Excerpts from an interface dataset:
_____

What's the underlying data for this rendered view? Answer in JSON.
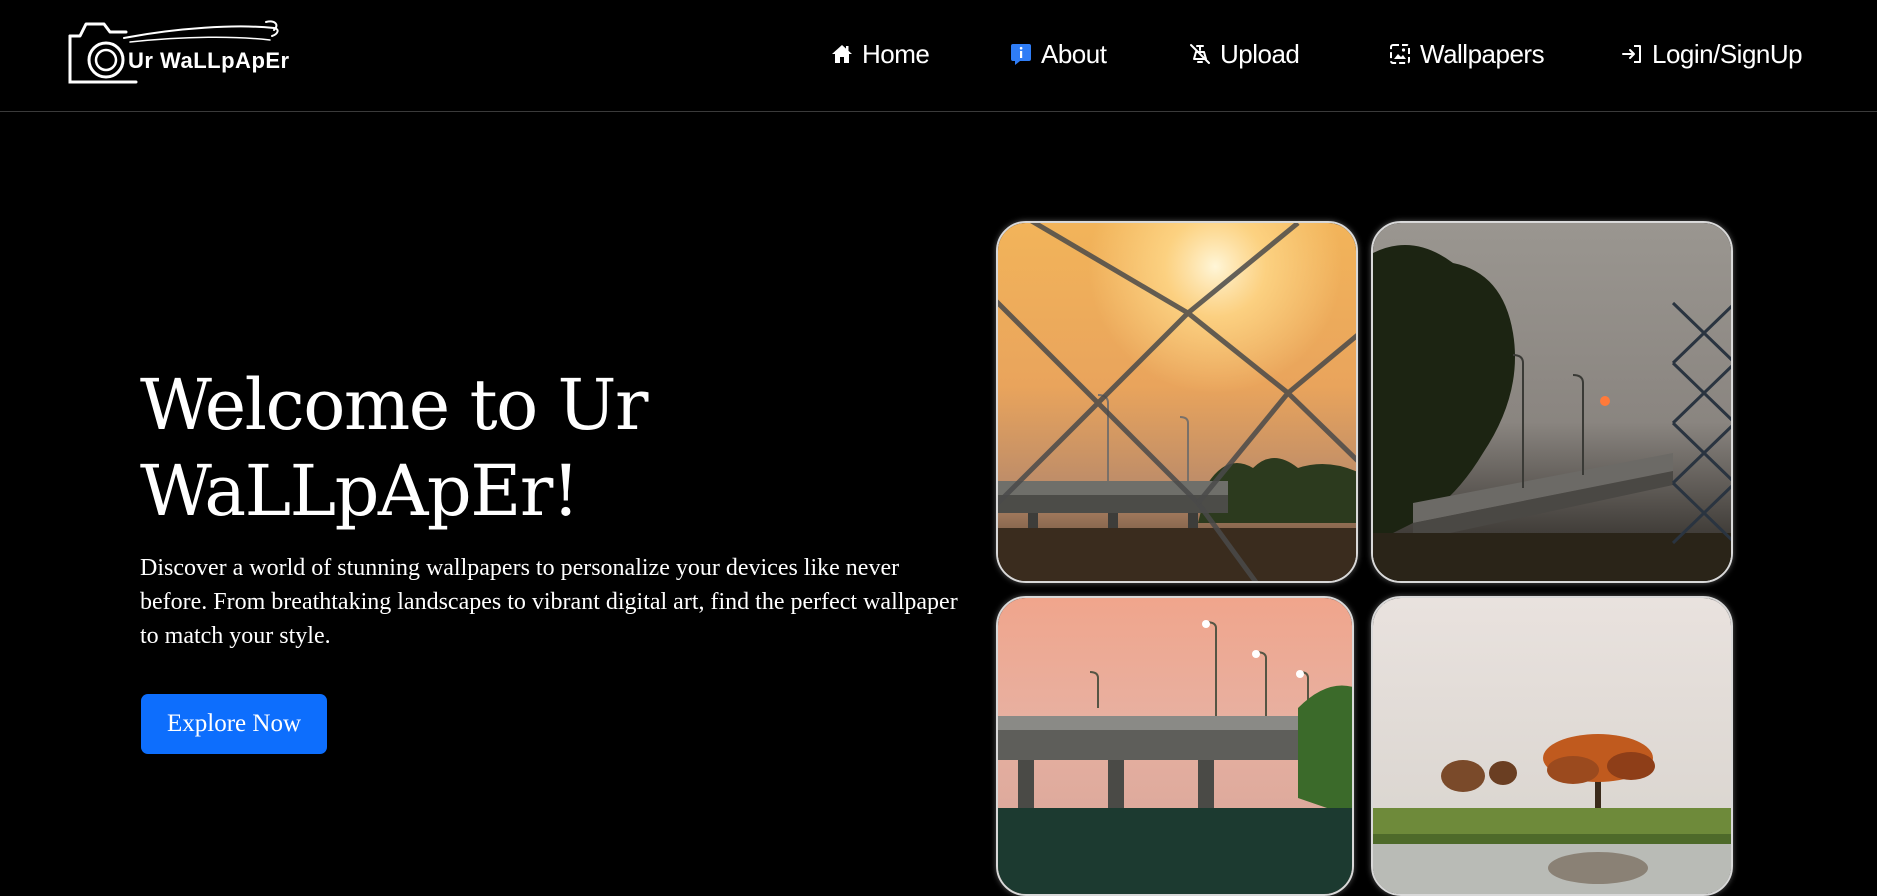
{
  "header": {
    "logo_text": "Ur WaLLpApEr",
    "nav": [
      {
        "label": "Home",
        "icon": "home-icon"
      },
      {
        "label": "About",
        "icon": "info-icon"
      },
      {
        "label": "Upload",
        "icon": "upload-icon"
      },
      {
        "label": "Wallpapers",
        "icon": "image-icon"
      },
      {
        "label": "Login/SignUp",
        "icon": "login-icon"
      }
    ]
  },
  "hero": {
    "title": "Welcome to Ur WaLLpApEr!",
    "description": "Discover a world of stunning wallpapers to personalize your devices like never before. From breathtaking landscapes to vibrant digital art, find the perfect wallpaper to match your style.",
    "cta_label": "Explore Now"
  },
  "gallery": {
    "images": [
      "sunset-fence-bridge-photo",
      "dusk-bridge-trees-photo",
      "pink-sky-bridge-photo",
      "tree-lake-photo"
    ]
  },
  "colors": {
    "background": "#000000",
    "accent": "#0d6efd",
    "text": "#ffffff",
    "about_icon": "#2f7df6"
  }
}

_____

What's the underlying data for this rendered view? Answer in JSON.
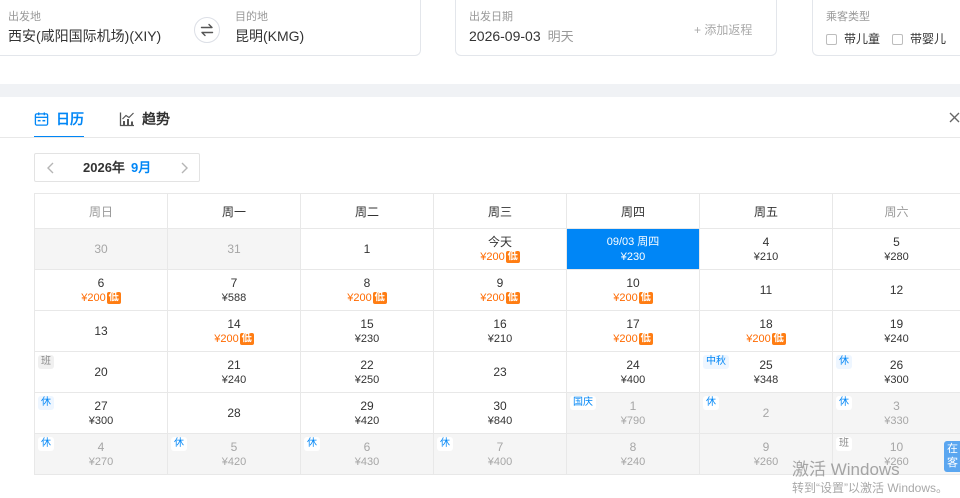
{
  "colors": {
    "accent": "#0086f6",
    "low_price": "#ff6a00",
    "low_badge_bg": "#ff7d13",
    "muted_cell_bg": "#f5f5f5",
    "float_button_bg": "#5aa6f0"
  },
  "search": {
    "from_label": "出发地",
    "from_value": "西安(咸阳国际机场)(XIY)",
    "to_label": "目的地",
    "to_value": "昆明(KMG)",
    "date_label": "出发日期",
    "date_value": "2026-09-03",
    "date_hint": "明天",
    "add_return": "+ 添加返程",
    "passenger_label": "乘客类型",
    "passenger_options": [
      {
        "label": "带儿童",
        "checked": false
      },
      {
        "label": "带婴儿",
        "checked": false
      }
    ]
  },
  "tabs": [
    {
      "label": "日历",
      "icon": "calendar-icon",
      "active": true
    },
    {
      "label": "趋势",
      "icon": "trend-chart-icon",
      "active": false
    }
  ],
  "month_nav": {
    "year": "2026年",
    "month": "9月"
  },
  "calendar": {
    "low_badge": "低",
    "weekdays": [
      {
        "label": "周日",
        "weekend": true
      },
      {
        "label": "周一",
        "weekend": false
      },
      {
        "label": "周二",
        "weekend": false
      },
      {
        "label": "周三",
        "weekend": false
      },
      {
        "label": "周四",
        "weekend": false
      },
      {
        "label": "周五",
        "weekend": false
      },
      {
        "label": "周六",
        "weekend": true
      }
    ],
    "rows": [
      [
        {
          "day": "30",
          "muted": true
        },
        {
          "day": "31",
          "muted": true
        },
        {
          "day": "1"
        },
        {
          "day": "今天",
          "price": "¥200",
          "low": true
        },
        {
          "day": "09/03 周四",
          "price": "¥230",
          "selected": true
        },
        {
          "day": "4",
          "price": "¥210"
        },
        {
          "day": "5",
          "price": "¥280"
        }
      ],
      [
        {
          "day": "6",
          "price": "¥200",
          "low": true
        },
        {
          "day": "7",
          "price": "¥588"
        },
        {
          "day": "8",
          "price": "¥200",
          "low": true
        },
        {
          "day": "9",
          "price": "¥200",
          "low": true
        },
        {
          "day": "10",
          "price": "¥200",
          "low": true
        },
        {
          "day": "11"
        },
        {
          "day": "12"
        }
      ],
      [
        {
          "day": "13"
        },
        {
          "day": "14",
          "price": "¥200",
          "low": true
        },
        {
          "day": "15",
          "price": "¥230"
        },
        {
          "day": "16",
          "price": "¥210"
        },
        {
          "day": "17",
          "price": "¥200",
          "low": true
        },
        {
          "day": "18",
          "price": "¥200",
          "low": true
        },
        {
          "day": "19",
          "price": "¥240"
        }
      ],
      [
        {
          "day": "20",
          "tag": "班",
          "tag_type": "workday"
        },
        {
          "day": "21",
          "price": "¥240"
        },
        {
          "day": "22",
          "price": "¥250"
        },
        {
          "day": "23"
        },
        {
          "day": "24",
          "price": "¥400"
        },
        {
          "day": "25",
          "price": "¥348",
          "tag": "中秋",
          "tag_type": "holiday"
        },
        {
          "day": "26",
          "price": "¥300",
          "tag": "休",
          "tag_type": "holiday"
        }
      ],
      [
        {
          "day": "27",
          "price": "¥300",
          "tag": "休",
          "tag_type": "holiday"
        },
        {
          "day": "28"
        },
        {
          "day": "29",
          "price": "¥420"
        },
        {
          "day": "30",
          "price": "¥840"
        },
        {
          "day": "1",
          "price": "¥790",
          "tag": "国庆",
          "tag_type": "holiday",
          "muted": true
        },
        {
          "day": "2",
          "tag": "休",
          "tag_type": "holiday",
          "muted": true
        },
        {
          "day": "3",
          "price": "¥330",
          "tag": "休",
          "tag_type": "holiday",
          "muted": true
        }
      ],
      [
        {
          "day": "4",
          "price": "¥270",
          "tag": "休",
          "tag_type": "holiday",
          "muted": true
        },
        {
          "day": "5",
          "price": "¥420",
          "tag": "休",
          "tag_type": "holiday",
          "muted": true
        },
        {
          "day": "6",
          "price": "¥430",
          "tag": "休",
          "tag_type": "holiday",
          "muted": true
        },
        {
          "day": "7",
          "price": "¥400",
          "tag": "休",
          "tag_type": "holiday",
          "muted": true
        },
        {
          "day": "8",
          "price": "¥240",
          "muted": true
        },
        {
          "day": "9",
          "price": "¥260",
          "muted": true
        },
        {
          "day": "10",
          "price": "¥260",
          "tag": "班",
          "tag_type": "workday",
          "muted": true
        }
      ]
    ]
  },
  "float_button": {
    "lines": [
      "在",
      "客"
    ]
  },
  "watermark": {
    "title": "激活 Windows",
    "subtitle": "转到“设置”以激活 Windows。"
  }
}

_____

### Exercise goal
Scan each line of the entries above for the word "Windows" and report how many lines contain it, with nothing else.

### Task output
2